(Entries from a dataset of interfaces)
----

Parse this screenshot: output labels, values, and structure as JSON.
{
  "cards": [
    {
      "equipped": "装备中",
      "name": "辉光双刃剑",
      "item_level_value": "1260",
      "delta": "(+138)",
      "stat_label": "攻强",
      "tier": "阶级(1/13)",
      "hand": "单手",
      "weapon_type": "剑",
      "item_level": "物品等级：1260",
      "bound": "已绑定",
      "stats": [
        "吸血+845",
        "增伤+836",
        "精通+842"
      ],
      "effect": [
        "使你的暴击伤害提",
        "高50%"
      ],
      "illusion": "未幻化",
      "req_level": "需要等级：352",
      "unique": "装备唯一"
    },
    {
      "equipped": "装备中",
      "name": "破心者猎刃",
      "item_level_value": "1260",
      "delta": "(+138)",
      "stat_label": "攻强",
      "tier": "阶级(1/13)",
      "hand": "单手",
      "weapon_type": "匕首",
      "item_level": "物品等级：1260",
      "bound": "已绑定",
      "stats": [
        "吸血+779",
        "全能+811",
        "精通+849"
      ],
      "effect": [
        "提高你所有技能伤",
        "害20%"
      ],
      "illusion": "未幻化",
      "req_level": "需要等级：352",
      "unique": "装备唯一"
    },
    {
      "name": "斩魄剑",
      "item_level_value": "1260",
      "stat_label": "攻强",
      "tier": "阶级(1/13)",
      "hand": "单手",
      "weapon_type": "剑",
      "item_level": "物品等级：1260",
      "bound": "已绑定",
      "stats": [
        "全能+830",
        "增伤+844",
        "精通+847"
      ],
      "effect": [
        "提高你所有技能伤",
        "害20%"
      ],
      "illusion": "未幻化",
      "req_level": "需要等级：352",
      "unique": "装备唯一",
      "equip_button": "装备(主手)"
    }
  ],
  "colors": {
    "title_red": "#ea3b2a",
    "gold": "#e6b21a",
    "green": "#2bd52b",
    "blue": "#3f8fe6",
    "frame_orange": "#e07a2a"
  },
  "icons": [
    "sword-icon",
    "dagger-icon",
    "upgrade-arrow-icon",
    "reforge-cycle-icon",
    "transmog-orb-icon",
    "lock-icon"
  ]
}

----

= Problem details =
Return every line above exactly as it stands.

= Exercise output =
Parse this screenshot: output labels, values, and structure as JSON.
{
  "cards": [
    {
      "equipped": "装备中",
      "name": "辉光双刃剑",
      "item_level_value": "1260",
      "delta": "(+138)",
      "stat_label": "攻强",
      "tier": "阶级(1/13)",
      "hand": "单手",
      "weapon_type": "剑",
      "item_level": "物品等级：1260",
      "bound": "已绑定",
      "stats": [
        "吸血+845",
        "增伤+836",
        "精通+842"
      ],
      "effect": [
        "使你的暴击伤害提",
        "高50%"
      ],
      "illusion": "未幻化",
      "req_level": "需要等级：352",
      "unique": "装备唯一"
    },
    {
      "equipped": "装备中",
      "name": "破心者猎刃",
      "item_level_value": "1260",
      "delta": "(+138)",
      "stat_label": "攻强",
      "tier": "阶级(1/13)",
      "hand": "单手",
      "weapon_type": "匕首",
      "item_level": "物品等级：1260",
      "bound": "已绑定",
      "stats": [
        "吸血+779",
        "全能+811",
        "精通+849"
      ],
      "effect": [
        "提高你所有技能伤",
        "害20%"
      ],
      "illusion": "未幻化",
      "req_level": "需要等级：352",
      "unique": "装备唯一"
    },
    {
      "name": "斩魄剑",
      "item_level_value": "1260",
      "stat_label": "攻强",
      "tier": "阶级(1/13)",
      "hand": "单手",
      "weapon_type": "剑",
      "item_level": "物品等级：1260",
      "bound": "已绑定",
      "stats": [
        "全能+830",
        "增伤+844",
        "精通+847"
      ],
      "effect": [
        "提高你所有技能伤",
        "害20%"
      ],
      "illusion": "未幻化",
      "req_level": "需要等级：352",
      "unique": "装备唯一",
      "equip_button": "装备(主手)"
    }
  ],
  "colors": {
    "title_red": "#ea3b2a",
    "gold": "#e6b21a",
    "green": "#2bd52b",
    "blue": "#3f8fe6",
    "frame_orange": "#e07a2a"
  },
  "icons": [
    "sword-icon",
    "dagger-icon",
    "upgrade-arrow-icon",
    "reforge-cycle-icon",
    "transmog-orb-icon",
    "lock-icon"
  ]
}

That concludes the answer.